Goal of the exercise » Skipping all images, output the listing word for word.

Data shown »
※

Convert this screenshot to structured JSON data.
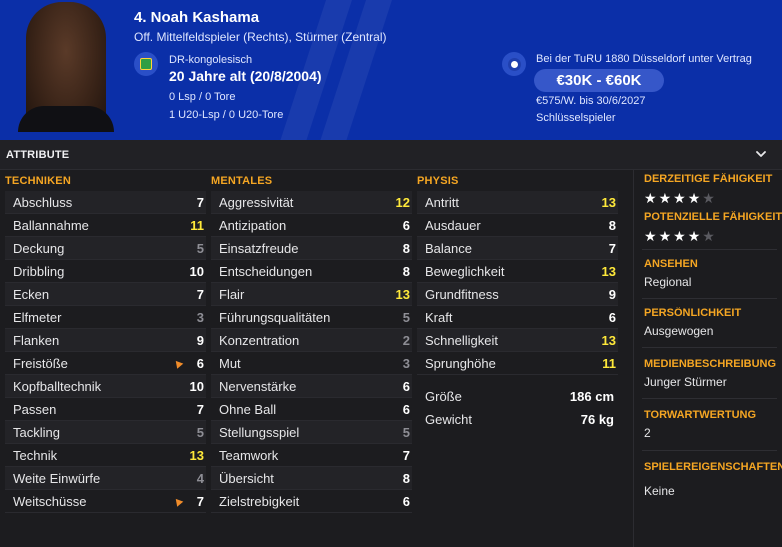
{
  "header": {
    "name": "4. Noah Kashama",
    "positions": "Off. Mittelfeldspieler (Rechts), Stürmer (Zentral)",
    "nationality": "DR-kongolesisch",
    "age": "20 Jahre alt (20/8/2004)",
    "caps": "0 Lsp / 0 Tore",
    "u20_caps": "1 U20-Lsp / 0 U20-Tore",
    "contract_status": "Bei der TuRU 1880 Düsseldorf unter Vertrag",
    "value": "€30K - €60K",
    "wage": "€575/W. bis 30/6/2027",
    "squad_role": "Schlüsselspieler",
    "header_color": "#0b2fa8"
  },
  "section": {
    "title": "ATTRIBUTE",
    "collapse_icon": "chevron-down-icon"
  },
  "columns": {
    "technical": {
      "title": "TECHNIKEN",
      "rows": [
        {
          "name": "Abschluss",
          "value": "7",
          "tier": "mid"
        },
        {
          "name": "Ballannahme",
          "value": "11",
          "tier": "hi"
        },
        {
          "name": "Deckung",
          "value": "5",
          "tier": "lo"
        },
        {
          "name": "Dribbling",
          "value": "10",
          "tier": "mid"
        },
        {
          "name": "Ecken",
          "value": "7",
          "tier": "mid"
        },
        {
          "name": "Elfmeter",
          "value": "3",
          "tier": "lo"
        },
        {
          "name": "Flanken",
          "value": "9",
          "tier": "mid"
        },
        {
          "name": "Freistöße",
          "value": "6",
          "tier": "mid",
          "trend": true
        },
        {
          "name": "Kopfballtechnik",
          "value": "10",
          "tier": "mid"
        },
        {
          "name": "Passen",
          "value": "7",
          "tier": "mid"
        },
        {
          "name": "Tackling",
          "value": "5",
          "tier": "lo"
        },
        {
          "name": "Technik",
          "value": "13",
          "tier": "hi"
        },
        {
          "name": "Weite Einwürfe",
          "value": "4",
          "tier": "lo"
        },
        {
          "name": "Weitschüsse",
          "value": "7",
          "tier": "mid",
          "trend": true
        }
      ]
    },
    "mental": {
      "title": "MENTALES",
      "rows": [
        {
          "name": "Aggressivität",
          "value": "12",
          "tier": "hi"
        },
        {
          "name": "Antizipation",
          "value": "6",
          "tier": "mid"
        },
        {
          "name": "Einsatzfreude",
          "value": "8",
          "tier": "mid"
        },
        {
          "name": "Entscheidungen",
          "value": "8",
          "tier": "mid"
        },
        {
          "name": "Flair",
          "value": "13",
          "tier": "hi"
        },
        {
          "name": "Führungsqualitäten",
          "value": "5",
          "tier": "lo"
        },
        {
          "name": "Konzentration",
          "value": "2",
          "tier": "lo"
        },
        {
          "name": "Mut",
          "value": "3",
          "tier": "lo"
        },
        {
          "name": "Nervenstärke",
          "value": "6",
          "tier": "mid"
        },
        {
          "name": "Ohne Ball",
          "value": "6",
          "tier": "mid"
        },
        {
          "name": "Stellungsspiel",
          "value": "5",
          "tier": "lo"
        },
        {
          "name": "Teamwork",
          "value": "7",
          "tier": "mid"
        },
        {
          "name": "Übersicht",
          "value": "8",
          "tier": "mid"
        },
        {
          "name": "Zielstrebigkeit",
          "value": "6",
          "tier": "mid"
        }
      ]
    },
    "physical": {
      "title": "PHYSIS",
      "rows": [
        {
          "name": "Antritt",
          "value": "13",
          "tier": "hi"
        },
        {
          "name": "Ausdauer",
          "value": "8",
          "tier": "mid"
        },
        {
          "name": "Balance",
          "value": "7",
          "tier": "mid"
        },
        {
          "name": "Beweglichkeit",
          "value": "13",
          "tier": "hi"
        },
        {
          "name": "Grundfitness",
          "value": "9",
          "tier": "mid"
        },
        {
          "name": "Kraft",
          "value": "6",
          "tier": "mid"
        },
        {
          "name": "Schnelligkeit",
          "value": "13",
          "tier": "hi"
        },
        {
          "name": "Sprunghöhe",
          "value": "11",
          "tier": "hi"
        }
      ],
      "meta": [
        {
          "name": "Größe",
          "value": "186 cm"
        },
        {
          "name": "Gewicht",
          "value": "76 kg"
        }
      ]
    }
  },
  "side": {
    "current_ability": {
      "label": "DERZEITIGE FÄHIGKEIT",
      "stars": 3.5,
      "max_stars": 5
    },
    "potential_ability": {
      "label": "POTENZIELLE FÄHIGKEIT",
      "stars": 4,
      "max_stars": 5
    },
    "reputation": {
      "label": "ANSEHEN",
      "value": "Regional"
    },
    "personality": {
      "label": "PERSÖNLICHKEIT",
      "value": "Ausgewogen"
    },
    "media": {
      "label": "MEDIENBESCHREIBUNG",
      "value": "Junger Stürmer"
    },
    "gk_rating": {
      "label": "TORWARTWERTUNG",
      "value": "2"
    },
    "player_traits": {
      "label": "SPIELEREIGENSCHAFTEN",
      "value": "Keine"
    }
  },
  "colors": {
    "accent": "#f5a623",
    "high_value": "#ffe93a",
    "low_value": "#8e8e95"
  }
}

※

Solution »
Convert this screenshot to structured JSON data.
{
  "header": {
    "name": "4. Noah Kashama",
    "positions": "Off. Mittelfeldspieler (Rechts), Stürmer (Zentral)",
    "nationality": "DR-kongolesisch",
    "age": "20 Jahre alt (20/8/2004)",
    "caps": "0 Lsp / 0 Tore",
    "u20_caps": "1 U20-Lsp / 0 U20-Tore",
    "contract_status": "Bei der TuRU 1880 Düsseldorf unter Vertrag",
    "value": "€30K - €60K",
    "wage": "€575/W. bis 30/6/2027",
    "squad_role": "Schlüsselspieler",
    "header_color": "#0b2fa8"
  },
  "section": {
    "title": "ATTRIBUTE",
    "collapse_icon": "chevron-down-icon"
  },
  "columns": {
    "technical": {
      "title": "TECHNIKEN",
      "rows": [
        {
          "name": "Abschluss",
          "value": "7",
          "tier": "mid"
        },
        {
          "name": "Ballannahme",
          "value": "11",
          "tier": "hi"
        },
        {
          "name": "Deckung",
          "value": "5",
          "tier": "lo"
        },
        {
          "name": "Dribbling",
          "value": "10",
          "tier": "mid"
        },
        {
          "name": "Ecken",
          "value": "7",
          "tier": "mid"
        },
        {
          "name": "Elfmeter",
          "value": "3",
          "tier": "lo"
        },
        {
          "name": "Flanken",
          "value": "9",
          "tier": "mid"
        },
        {
          "name": "Freistöße",
          "value": "6",
          "tier": "mid",
          "trend": true
        },
        {
          "name": "Kopfballtechnik",
          "value": "10",
          "tier": "mid"
        },
        {
          "name": "Passen",
          "value": "7",
          "tier": "mid"
        },
        {
          "name": "Tackling",
          "value": "5",
          "tier": "lo"
        },
        {
          "name": "Technik",
          "value": "13",
          "tier": "hi"
        },
        {
          "name": "Weite Einwürfe",
          "value": "4",
          "tier": "lo"
        },
        {
          "name": "Weitschüsse",
          "value": "7",
          "tier": "mid",
          "trend": true
        }
      ]
    },
    "mental": {
      "title": "MENTALES",
      "rows": [
        {
          "name": "Aggressivität",
          "value": "12",
          "tier": "hi"
        },
        {
          "name": "Antizipation",
          "value": "6",
          "tier": "mid"
        },
        {
          "name": "Einsatzfreude",
          "value": "8",
          "tier": "mid"
        },
        {
          "name": "Entscheidungen",
          "value": "8",
          "tier": "mid"
        },
        {
          "name": "Flair",
          "value": "13",
          "tier": "hi"
        },
        {
          "name": "Führungsqualitäten",
          "value": "5",
          "tier": "lo"
        },
        {
          "name": "Konzentration",
          "value": "2",
          "tier": "lo"
        },
        {
          "name": "Mut",
          "value": "3",
          "tier": "lo"
        },
        {
          "name": "Nervenstärke",
          "value": "6",
          "tier": "mid"
        },
        {
          "name": "Ohne Ball",
          "value": "6",
          "tier": "mid"
        },
        {
          "name": "Stellungsspiel",
          "value": "5",
          "tier": "lo"
        },
        {
          "name": "Teamwork",
          "value": "7",
          "tier": "mid"
        },
        {
          "name": "Übersicht",
          "value": "8",
          "tier": "mid"
        },
        {
          "name": "Zielstrebigkeit",
          "value": "6",
          "tier": "mid"
        }
      ]
    },
    "physical": {
      "title": "PHYSIS",
      "rows": [
        {
          "name": "Antritt",
          "value": "13",
          "tier": "hi"
        },
        {
          "name": "Ausdauer",
          "value": "8",
          "tier": "mid"
        },
        {
          "name": "Balance",
          "value": "7",
          "tier": "mid"
        },
        {
          "name": "Beweglichkeit",
          "value": "13",
          "tier": "hi"
        },
        {
          "name": "Grundfitness",
          "value": "9",
          "tier": "mid"
        },
        {
          "name": "Kraft",
          "value": "6",
          "tier": "mid"
        },
        {
          "name": "Schnelligkeit",
          "value": "13",
          "tier": "hi"
        },
        {
          "name": "Sprunghöhe",
          "value": "11",
          "tier": "hi"
        }
      ],
      "meta": [
        {
          "name": "Größe",
          "value": "186 cm"
        },
        {
          "name": "Gewicht",
          "value": "76 kg"
        }
      ]
    }
  },
  "side": {
    "current_ability": {
      "label": "DERZEITIGE FÄHIGKEIT",
      "stars": 3.5,
      "max_stars": 5
    },
    "potential_ability": {
      "label": "POTENZIELLE FÄHIGKEIT",
      "stars": 4,
      "max_stars": 5
    },
    "reputation": {
      "label": "ANSEHEN",
      "value": "Regional"
    },
    "personality": {
      "label": "PERSÖNLICHKEIT",
      "value": "Ausgewogen"
    },
    "media": {
      "label": "MEDIENBESCHREIBUNG",
      "value": "Junger Stürmer"
    },
    "gk_rating": {
      "label": "TORWARTWERTUNG",
      "value": "2"
    },
    "player_traits": {
      "label": "SPIELEREIGENSCHAFTEN",
      "value": "Keine"
    }
  },
  "colors": {
    "accent": "#f5a623",
    "high_value": "#ffe93a",
    "low_value": "#8e8e95"
  }
}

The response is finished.